How Cancer Shaped Justice Ruth Bader Ginsburg’s Life and Work

The name Ruth Bader Ginsburg became almost synonymous with strength and stamina as she rose to prominence in judicial and feminist circles throughout her long career. Famously nicknamed the Notorious RBG and known for her grueling fitness regimen, the late Supreme Court justice also struggled with cancer and other health issues for the better part of her time on the bench — culminating with her death on Sept. 18 at the age of 87 of complications from metastatic pancreatic cancer.Ginsburg’s health issues became public in 1999, six years after her appointment to the Supreme Court, when she had surgery for early-stage colon cancer. Ten years later, she went through the same process for pancreatic cancer. And nearly a decade after that, the Supreme Court announced that Ginsburg had undergone surgery to have two cancerous growths removed from her left lung. She announced in July 2020 that she’d been treated earlier that year for cancerous lesions on her liver, but made clear her intentions…

If You're Staying Indoors, You Might Consider Taking a Vitamin D Supplement

If you're spending most of your time indoors during the COVID-19 pandemic, it's important to take care of yourself. Ensuring you're still getting the vitamins and minerals your body needs, especially if you're lacking energy and not eating as healthy as you usually do, is essential. One vitamin you should be keeping in mind right now is vitamin D, especially with the lack of sunlight you're getting from inside the house. We talked to Mary Stevenson, MD, assistant professor at NYU Langone Health, about what vitamin D does for you and whether or not you should consider taking a supplement.

Related: You Can Still Go Outside While Social Distancing, but You'll Need to Take Some Precautions

Why Do You Need Vitamin D?

"Vitamin D is important because it helps regulate calcium levels and phosphate, and is important in bone mineralization - as well as other roles it serves in the body," Dr. Stevenson told POPSUGAR. It's the primary vitamin that helps keep your bones and teeth healthy, as well as your muscles. Proper levels of vitamin D can also significantly affect your energy levels, which is why tiredness is common when you have a deficiency.

If You're Staying Inside, Should You Take a Vitamin D Supplement?

Even on lockdown, you're likely still taking in enough sunlight through your windows, Dr. Stevenson explained. However, if you're concerned that there's just not enough light in your space - because your apartment sits in the shadow of a neighboring building, for example - it's worth having a conversation with your doctor. Older adults should also strongly consider a supplement because they need more vitamin D per day, according to Dr. Stevenson. Also, those with darker-colored skin should keep an eye on their vitamin D levels, because the increased melanin in their skin makes it harder to absorb sunlight. Familiarize yourself with the symptoms of vitamin D deficiency - most commonly tiredness - and check with your doctor if you're concerned.
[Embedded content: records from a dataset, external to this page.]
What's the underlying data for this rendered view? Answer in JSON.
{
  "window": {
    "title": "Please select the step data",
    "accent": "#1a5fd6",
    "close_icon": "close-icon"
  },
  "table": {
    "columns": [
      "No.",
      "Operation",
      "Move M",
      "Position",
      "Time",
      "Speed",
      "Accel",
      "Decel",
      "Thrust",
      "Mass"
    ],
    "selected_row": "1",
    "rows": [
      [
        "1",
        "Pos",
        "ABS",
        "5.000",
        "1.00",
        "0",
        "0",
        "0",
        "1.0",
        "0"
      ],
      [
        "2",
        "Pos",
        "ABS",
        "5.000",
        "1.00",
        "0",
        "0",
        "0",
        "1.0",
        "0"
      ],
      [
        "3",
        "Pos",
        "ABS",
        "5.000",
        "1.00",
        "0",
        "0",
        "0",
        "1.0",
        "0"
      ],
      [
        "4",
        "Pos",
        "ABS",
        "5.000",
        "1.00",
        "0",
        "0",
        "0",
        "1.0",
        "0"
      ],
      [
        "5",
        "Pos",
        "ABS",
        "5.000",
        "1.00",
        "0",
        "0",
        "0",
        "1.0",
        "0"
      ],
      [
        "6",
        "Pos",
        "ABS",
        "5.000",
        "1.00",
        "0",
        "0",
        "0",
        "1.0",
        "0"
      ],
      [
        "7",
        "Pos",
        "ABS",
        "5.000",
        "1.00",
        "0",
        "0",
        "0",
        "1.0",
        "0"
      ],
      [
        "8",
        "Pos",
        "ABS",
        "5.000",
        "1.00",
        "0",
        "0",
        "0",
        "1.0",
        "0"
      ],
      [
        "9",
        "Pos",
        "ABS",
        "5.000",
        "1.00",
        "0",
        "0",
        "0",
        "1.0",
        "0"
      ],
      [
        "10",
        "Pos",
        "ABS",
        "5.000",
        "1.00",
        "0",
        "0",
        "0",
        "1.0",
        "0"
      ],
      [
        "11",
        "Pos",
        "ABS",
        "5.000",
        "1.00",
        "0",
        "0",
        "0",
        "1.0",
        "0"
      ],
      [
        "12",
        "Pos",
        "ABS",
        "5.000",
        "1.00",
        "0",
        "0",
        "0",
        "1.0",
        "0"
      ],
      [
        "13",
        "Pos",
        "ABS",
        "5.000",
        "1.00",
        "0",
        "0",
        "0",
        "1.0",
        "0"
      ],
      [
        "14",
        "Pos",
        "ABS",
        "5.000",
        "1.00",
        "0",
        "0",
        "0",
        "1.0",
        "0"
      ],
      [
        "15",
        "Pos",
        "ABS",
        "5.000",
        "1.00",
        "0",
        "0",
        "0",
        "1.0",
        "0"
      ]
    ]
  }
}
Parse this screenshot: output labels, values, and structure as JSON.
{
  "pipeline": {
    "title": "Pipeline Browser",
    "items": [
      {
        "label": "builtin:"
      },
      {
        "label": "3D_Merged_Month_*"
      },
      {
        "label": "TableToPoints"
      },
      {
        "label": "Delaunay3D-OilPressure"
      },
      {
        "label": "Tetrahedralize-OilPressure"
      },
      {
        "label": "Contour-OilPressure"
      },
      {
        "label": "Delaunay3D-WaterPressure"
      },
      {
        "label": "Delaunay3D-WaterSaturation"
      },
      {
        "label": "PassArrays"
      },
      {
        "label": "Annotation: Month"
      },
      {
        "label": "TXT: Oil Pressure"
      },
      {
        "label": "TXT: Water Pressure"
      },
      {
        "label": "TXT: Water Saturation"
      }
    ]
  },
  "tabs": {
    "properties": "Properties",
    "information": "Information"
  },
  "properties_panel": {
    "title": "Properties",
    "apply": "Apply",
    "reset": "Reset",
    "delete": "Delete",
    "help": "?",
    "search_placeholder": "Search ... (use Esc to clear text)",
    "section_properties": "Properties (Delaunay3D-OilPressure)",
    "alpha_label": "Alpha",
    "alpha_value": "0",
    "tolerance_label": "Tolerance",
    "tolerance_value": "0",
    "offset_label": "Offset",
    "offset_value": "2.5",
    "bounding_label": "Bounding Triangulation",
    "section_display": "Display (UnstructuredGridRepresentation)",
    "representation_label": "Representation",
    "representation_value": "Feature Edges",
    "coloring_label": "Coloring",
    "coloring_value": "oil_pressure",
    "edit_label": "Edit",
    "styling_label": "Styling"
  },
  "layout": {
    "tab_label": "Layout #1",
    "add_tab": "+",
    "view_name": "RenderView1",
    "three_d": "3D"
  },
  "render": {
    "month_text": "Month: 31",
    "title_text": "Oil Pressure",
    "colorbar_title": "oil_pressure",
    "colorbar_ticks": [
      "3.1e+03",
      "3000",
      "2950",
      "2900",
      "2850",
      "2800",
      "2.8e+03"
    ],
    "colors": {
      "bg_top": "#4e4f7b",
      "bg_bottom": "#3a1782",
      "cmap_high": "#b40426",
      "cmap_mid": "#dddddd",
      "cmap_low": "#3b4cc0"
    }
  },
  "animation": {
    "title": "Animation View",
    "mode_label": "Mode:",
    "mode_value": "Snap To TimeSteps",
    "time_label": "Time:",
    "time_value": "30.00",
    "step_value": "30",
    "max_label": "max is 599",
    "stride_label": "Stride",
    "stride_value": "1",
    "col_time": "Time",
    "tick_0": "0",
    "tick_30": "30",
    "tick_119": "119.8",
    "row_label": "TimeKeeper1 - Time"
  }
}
How Much Vitamin D Should You Take?

Adults under the age of 70 need 600 IU of vitamin D daily. Dr. Stevenson recommends 800 IU of vitamin D for those over 70. "Common food sources of vitamin D are fatty fish or fish oils, egg yolks, and vitamin D fortified milk," she said. With a combination of those foods and even just a little sunlight, you should get your recommended dosage of vitamin D. If you need a supplement, though, ask your doctor for a recommendation.



New Arrival
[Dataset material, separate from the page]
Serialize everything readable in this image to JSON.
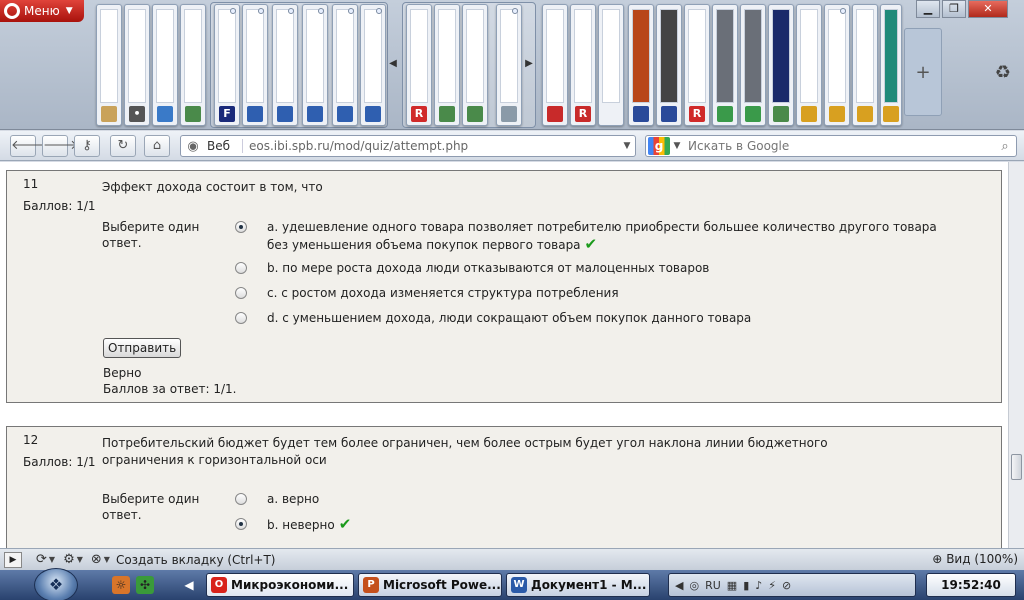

Popular posts from this blog

The Biggest Fat Burn Recipe Of All Time Is In Front Of You! You Can Lose 40 Pound In 1 Month